David Nelson Nov 2011
Where I am going?

From the pens of wisdom and prolific wit,
Voltaire, Krishnamurti, Schopenhauer, now I sit,
trying to compose words, that can help me explain,
how you bring me such joy, how you bring me such pain,

I feel like I'm tumbling, not understanding my fate,
I reach out to touch you, but you tell me to wait,
where I am going, is a mystery to me,
it's always been that way, yearning to see,

my weary heart and mind are in need of peace,
I'm like a small white dwarf, waiting to release,
all this suppressed energy, exploding in space,
yet I sit here now, with tears on my face,

I feel like I can grasp, understanding Adams' plea,
when he asks the question, "Whatayawantfromme",  
so simple, so pure, this inquiry, words flowing,
still with no answer, Where I am going?

Gomer LePoet...
one of my earliest pieces
David Nelson  Jun 2010
My Library
David Nelson Jun 2010
My Library

my library is crammed full, some of it ****,
somethings in there, I don't even get,
but that's who I am, and what I'm about

stories, movies, books and such,
all overflowing into the living room hutch,
I even found an old jar of sauerkraut  

Plato, Brokaw, and Chaos's Gleick,
Saving Private Ryan, and Naked Gun shtick,
I'm here, there and everywhere on the map

Sagan, Obama, and General Powell,
who here remembers, Thurston Howell,
Gilligans Isle, now that was some goofy crap  

and if you know me, my music's the bomb,
some loud as hell and some really calm,
Mott the Hoople, All the Way to Memphis and back

I'll listen to Bethoven, I'll listen to Bach,
but my favorite of course, is kick-*** rock,
Nectar remembered the future, it's in my stack

Sabato likes politics, and Roberts the past,
Dan Brown's novels, has the action real fast,
Schopenhauer had little regard, for the girls

Schindlers's list was a gripping tale,
Titanic was cool but had a horrific sail,
I always really loved, Shirley Temple's curls

Sherlock Holmes, was a real tricky dude,
I remember when I saw, Mary Poppins ****,
Shawshank Redemption, was a powerful flick

Monty Python's search, for the Holy Grail,
old time rock with J.J. Cale,
the first Alien story was really slick

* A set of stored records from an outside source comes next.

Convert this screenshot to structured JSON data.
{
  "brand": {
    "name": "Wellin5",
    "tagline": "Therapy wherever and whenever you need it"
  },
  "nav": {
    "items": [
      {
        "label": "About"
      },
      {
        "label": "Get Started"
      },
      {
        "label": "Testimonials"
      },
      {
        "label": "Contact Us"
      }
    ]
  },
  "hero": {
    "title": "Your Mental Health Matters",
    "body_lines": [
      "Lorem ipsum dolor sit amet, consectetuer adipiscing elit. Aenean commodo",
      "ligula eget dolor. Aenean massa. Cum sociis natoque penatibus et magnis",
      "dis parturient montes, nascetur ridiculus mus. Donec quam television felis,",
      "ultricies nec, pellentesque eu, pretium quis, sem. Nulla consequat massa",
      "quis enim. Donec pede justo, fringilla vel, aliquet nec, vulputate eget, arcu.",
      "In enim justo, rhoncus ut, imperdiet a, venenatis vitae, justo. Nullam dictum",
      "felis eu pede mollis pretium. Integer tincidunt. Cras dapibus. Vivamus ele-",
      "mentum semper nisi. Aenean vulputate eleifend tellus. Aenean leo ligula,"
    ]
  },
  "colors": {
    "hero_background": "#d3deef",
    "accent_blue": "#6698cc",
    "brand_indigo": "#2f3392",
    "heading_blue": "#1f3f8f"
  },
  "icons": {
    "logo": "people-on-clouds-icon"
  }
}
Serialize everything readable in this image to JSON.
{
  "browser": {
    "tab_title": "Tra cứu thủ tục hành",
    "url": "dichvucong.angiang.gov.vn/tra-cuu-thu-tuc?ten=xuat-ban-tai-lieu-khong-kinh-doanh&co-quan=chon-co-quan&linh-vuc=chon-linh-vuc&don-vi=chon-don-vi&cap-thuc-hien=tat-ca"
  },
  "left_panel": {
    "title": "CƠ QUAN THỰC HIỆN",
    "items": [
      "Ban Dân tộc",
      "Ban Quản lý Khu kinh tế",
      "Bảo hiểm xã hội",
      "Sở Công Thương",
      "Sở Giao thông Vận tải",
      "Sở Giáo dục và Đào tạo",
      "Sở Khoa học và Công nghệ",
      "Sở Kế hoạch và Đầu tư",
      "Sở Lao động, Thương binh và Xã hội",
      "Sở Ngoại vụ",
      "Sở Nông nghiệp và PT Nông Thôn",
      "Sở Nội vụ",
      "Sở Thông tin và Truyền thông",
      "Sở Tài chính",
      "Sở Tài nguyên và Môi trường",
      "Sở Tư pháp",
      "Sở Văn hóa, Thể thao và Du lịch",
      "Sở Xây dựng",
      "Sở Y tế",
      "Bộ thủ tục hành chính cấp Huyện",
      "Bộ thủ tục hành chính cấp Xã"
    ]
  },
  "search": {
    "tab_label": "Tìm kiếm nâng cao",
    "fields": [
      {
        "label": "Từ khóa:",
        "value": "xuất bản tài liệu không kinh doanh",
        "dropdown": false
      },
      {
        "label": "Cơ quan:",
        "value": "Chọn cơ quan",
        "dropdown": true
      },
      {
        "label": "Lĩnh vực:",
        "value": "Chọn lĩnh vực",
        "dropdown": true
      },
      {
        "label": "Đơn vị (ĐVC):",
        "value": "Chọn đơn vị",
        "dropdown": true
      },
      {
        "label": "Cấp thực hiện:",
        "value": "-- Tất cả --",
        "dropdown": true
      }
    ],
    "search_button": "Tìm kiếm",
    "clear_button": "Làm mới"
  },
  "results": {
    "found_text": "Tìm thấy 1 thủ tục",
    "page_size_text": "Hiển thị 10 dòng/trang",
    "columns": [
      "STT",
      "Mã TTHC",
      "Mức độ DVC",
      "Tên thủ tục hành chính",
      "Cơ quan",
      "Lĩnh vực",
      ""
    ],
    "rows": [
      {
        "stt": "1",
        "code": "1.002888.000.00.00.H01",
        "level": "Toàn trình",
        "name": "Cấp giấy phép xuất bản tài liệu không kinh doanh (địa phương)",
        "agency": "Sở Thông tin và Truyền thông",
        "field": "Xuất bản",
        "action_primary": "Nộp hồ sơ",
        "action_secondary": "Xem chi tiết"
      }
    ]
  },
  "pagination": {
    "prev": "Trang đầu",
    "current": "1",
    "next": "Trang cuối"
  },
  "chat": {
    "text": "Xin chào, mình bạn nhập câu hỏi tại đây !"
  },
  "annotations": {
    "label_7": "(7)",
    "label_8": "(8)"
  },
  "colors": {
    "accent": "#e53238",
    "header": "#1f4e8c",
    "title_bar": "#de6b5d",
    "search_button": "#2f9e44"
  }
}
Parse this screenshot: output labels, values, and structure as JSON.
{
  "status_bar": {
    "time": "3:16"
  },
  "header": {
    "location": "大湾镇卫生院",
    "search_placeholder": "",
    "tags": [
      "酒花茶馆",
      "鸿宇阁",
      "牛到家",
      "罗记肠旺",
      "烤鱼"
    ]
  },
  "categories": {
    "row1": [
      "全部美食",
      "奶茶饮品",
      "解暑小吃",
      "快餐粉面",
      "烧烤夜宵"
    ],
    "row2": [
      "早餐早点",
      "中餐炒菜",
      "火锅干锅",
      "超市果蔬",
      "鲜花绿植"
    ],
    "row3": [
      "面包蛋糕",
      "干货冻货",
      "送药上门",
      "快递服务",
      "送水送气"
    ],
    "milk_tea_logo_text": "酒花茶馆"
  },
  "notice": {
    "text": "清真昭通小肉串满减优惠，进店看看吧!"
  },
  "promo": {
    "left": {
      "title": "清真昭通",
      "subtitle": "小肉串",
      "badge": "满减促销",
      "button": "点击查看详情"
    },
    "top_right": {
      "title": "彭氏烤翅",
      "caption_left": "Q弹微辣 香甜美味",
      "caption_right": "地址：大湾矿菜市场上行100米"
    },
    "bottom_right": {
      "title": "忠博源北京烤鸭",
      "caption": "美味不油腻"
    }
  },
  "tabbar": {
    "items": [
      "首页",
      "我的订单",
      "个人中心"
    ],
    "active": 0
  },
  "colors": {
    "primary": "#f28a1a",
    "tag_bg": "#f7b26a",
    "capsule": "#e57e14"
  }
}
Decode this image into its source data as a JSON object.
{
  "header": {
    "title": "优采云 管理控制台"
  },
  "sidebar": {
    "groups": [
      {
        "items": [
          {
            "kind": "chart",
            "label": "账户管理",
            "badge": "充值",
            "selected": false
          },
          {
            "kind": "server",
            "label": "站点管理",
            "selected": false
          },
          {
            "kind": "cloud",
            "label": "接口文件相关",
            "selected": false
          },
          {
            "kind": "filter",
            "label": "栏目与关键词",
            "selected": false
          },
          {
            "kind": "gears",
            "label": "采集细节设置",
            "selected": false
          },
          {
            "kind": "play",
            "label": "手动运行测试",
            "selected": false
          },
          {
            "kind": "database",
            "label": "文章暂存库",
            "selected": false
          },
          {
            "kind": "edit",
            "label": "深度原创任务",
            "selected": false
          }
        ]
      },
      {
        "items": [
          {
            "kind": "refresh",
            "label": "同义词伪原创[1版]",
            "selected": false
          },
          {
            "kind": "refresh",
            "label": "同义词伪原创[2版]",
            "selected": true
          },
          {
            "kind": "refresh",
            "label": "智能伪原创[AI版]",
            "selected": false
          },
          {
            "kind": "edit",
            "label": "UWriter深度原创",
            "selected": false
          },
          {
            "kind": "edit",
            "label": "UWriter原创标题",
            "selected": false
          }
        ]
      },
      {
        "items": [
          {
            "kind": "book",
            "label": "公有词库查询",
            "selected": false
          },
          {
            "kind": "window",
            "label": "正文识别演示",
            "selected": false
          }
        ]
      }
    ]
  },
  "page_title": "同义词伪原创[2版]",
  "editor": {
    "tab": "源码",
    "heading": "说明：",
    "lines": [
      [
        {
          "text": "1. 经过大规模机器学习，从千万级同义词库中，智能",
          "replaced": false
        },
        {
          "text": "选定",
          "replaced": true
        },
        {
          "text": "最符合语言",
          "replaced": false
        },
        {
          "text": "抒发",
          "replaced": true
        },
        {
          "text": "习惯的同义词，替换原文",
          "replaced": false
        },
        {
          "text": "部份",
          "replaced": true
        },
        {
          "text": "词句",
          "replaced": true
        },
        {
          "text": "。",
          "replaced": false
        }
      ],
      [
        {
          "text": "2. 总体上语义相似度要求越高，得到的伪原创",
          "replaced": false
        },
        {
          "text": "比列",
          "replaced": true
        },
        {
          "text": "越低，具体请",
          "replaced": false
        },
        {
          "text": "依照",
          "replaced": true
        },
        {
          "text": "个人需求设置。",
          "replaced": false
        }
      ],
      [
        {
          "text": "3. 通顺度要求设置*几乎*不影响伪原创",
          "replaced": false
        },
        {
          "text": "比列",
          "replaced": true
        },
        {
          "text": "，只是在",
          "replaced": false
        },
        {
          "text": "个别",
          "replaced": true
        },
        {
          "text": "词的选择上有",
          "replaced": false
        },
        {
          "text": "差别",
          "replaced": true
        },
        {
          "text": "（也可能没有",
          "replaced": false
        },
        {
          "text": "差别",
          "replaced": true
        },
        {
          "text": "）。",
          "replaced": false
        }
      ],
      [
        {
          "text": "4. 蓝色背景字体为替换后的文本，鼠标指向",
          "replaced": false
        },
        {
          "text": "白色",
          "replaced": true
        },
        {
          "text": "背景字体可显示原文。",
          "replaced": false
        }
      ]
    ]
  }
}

now I've barely opened, the door inside of me,
there's a hell of lot more, of me to see,
so I'll probably be back, with much more to tell

my poetry of course, when I find the time,
always looking for, a reason or rhyme,
see y'all later, come back, sit a spell    

Gomer LePoet...

— The End —